Work request:
Each record below should be output verbatim, without pictures.

Excerpts from an interface dataset:
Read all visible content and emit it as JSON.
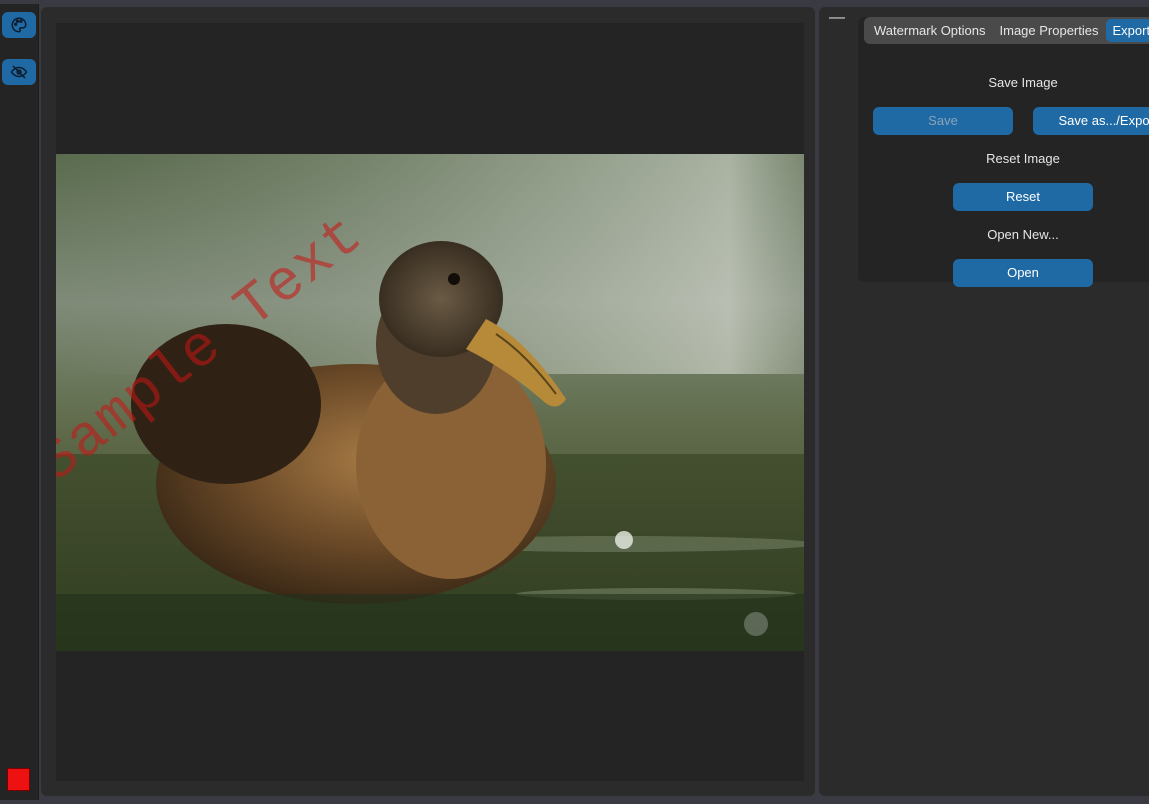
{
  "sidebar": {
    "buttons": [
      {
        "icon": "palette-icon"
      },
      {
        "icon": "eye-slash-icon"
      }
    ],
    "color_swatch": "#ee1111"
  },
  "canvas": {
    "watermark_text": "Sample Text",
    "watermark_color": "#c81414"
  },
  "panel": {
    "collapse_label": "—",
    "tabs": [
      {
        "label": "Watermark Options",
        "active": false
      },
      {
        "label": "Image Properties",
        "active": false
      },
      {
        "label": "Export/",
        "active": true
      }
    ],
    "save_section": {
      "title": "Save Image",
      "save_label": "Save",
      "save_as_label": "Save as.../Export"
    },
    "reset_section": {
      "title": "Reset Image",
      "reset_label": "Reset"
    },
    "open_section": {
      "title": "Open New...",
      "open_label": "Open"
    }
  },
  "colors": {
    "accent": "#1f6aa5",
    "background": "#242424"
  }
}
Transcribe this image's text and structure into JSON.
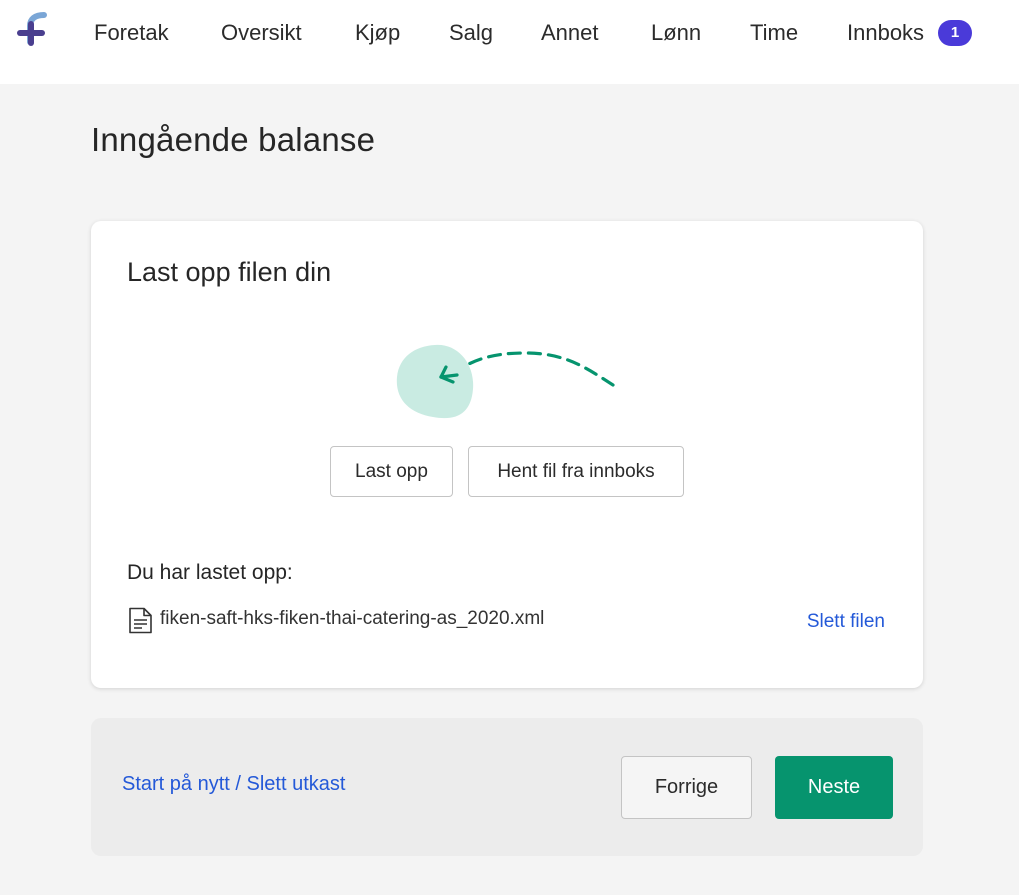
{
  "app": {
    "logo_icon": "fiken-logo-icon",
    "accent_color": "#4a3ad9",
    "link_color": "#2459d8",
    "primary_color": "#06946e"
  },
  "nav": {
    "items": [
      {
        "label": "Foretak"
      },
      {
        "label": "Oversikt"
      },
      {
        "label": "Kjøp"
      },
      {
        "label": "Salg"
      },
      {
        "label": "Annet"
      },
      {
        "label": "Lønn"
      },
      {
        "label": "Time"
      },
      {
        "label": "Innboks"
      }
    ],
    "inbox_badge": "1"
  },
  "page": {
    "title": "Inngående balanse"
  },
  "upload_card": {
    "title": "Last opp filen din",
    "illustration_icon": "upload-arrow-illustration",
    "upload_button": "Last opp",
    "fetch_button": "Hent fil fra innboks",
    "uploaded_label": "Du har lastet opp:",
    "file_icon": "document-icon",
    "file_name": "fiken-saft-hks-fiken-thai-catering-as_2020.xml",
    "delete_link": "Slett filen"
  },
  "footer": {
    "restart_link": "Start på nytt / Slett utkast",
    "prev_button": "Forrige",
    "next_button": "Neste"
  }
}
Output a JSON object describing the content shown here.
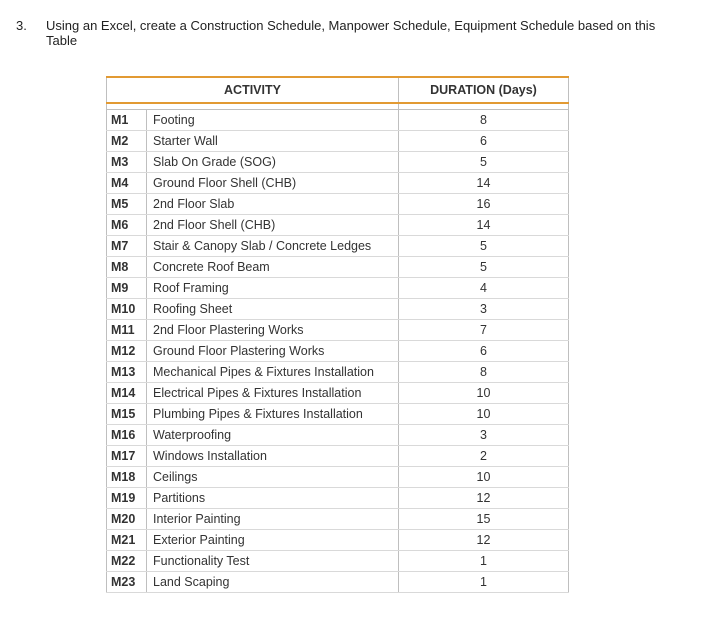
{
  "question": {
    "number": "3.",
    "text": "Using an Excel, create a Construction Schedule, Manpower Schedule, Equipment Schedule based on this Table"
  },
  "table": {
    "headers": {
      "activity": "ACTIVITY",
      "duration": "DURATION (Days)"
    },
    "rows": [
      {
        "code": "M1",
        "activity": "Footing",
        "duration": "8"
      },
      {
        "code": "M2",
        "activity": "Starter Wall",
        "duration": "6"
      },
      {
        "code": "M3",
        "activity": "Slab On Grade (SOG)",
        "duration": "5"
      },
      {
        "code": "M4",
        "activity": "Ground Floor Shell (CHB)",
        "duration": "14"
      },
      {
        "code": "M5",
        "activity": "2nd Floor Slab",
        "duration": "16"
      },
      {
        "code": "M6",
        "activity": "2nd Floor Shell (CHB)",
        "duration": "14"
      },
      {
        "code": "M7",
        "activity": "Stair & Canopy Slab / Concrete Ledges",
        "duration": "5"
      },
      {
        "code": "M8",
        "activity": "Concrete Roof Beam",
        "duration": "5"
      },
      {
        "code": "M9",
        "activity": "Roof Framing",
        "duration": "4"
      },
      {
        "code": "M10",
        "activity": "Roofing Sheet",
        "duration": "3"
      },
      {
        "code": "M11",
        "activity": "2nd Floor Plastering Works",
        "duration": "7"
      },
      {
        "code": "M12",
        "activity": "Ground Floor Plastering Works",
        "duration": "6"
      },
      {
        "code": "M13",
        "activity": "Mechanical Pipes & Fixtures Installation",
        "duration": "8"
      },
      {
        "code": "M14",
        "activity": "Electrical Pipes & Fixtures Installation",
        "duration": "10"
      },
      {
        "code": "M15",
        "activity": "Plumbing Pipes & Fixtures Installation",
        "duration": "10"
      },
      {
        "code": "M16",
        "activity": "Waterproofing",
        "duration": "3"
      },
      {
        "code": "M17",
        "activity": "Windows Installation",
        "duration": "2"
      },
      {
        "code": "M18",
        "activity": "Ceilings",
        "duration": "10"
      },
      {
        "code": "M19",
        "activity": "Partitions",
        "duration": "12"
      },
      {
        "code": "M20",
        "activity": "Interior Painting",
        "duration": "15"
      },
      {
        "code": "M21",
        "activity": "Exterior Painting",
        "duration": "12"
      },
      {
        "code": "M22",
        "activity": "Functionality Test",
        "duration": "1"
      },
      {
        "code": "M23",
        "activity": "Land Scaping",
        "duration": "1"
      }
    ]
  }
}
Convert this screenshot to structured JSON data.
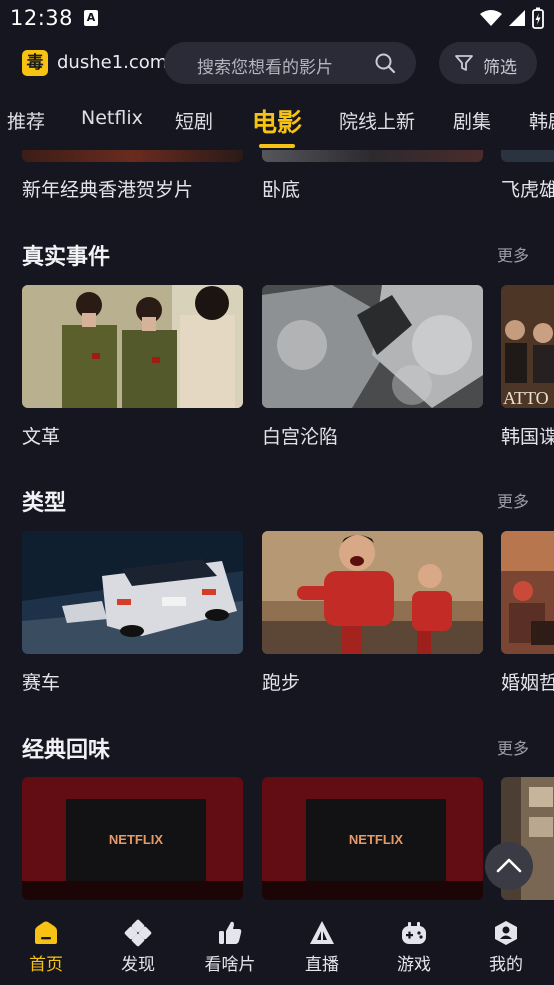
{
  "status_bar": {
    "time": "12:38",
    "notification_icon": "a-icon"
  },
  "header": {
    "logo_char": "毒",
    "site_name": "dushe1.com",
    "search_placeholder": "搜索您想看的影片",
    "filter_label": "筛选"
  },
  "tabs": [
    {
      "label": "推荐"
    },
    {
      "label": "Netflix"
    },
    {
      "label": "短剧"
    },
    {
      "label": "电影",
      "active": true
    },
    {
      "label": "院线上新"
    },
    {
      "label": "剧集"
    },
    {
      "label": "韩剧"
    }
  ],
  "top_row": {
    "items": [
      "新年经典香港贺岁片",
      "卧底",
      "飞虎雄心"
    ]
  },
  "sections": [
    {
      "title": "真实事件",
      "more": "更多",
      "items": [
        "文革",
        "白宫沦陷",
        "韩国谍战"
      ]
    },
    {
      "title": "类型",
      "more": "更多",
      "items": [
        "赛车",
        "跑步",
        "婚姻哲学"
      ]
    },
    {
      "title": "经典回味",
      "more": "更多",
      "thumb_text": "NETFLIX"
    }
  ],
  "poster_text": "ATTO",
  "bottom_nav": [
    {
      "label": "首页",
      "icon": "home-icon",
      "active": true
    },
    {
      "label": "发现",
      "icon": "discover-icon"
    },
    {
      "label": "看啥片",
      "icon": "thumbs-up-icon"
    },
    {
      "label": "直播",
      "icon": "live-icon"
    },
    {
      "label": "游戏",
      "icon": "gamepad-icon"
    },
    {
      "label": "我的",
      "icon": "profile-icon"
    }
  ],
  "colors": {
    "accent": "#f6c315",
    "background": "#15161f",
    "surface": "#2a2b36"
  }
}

Reply to the task:
Read all visible content and emit it as JSON.
{
  "sidebar": {
    "buttons": [
      {
        "icon": "palette-icon"
      },
      {
        "icon": "eye-slash-icon"
      }
    ],
    "color_swatch": "#ee1111"
  },
  "canvas": {
    "watermark_text": "Sample Text",
    "watermark_color": "#c81414"
  },
  "panel": {
    "collapse_label": "—",
    "tabs": [
      {
        "label": "Watermark Options",
        "active": false
      },
      {
        "label": "Image Properties",
        "active": false
      },
      {
        "label": "Export/",
        "active": true
      }
    ],
    "save_section": {
      "title": "Save Image",
      "save_label": "Save",
      "save_as_label": "Save as.../Export"
    },
    "reset_section": {
      "title": "Reset Image",
      "reset_label": "Reset"
    },
    "open_section": {
      "title": "Open New...",
      "open_label": "Open"
    }
  },
  "colors": {
    "accent": "#1f6aa5",
    "background": "#242424"
  }
}
Transcribe this image's text and structure into JSON.
{
  "app": {
    "logo_icon": "fiken-logo-icon",
    "accent_color": "#4a3ad9",
    "link_color": "#2459d8",
    "primary_color": "#06946e"
  },
  "nav": {
    "items": [
      {
        "label": "Foretak"
      },
      {
        "label": "Oversikt"
      },
      {
        "label": "Kjøp"
      },
      {
        "label": "Salg"
      },
      {
        "label": "Annet"
      },
      {
        "label": "Lønn"
      },
      {
        "label": "Time"
      },
      {
        "label": "Innboks"
      }
    ],
    "inbox_badge": "1"
  },
  "page": {
    "title": "Inngående balanse"
  },
  "upload_card": {
    "title": "Last opp filen din",
    "illustration_icon": "upload-arrow-illustration",
    "upload_button": "Last opp",
    "fetch_button": "Hent fil fra innboks",
    "uploaded_label": "Du har lastet opp:",
    "file_icon": "document-icon",
    "file_name": "fiken-saft-hks-fiken-thai-catering-as_2020.xml",
    "delete_link": "Slett filen"
  },
  "footer": {
    "restart_link": "Start på nytt / Slett utkast",
    "prev_button": "Forrige",
    "next_button": "Neste"
  }
}
Output a JSON object describing the content shown here.
{
  "question": {
    "number": "3.",
    "text": "Using an Excel, create a Construction Schedule, Manpower Schedule, Equipment Schedule based on this Table"
  },
  "table": {
    "headers": {
      "activity": "ACTIVITY",
      "duration": "DURATION (Days)"
    },
    "rows": [
      {
        "code": "M1",
        "activity": "Footing",
        "duration": "8"
      },
      {
        "code": "M2",
        "activity": "Starter Wall",
        "duration": "6"
      },
      {
        "code": "M3",
        "activity": "Slab On Grade (SOG)",
        "duration": "5"
      },
      {
        "code": "M4",
        "activity": "Ground Floor Shell (CHB)",
        "duration": "14"
      },
      {
        "code": "M5",
        "activity": "2nd Floor Slab",
        "duration": "16"
      },
      {
        "code": "M6",
        "activity": "2nd Floor Shell (CHB)",
        "duration": "14"
      },
      {
        "code": "M7",
        "activity": "Stair & Canopy Slab / Concrete Ledges",
        "duration": "5"
      },
      {
        "code": "M8",
        "activity": "Concrete Roof Beam",
        "duration": "5"
      },
      {
        "code": "M9",
        "activity": "Roof Framing",
        "duration": "4"
      },
      {
        "code": "M10",
        "activity": "Roofing Sheet",
        "duration": "3"
      },
      {
        "code": "M11",
        "activity": "2nd Floor Plastering Works",
        "duration": "7"
      },
      {
        "code": "M12",
        "activity": "Ground Floor Plastering Works",
        "duration": "6"
      },
      {
        "code": "M13",
        "activity": "Mechanical Pipes & Fixtures Installation",
        "duration": "8"
      },
      {
        "code": "M14",
        "activity": "Electrical Pipes & Fixtures Installation",
        "duration": "10"
      },
      {
        "code": "M15",
        "activity": "Plumbing Pipes & Fixtures Installation",
        "duration": "10"
      },
      {
        "code": "M16",
        "activity": "Waterproofing",
        "duration": "3"
      },
      {
        "code": "M17",
        "activity": "Windows Installation",
        "duration": "2"
      },
      {
        "code": "M18",
        "activity": "Ceilings",
        "duration": "10"
      },
      {
        "code": "M19",
        "activity": "Partitions",
        "duration": "12"
      },
      {
        "code": "M20",
        "activity": "Interior Painting",
        "duration": "15"
      },
      {
        "code": "M21",
        "activity": "Exterior Painting",
        "duration": "12"
      },
      {
        "code": "M22",
        "activity": "Functionality Test",
        "duration": "1"
      },
      {
        "code": "M23",
        "activity": "Land Scaping",
        "duration": "1"
      }
    ]
  }
}
Convert this screenshot to structured JSON data.
{
  "status_bar": {
    "time": "12:38",
    "notification_icon": "a-icon"
  },
  "header": {
    "logo_char": "毒",
    "site_name": "dushe1.com",
    "search_placeholder": "搜索您想看的影片",
    "filter_label": "筛选"
  },
  "tabs": [
    {
      "label": "推荐"
    },
    {
      "label": "Netflix"
    },
    {
      "label": "短剧"
    },
    {
      "label": "电影",
      "active": true
    },
    {
      "label": "院线上新"
    },
    {
      "label": "剧集"
    },
    {
      "label": "韩剧"
    }
  ],
  "top_row": {
    "items": [
      "新年经典香港贺岁片",
      "卧底",
      "飞虎雄心"
    ]
  },
  "sections": [
    {
      "title": "真实事件",
      "more": "更多",
      "items": [
        "文革",
        "白宫沦陷",
        "韩国谍战"
      ]
    },
    {
      "title": "类型",
      "more": "更多",
      "items": [
        "赛车",
        "跑步",
        "婚姻哲学"
      ]
    },
    {
      "title": "经典回味",
      "more": "更多",
      "thumb_text": "NETFLIX"
    }
  ],
  "poster_text": "ATTO",
  "bottom_nav": [
    {
      "label": "首页",
      "icon": "home-icon",
      "active": true
    },
    {
      "label": "发现",
      "icon": "discover-icon"
    },
    {
      "label": "看啥片",
      "icon": "thumbs-up-icon"
    },
    {
      "label": "直播",
      "icon": "live-icon"
    },
    {
      "label": "游戏",
      "icon": "gamepad-icon"
    },
    {
      "label": "我的",
      "icon": "profile-icon"
    }
  ],
  "colors": {
    "accent": "#f6c315",
    "background": "#15161f",
    "surface": "#2a2b36"
  }
}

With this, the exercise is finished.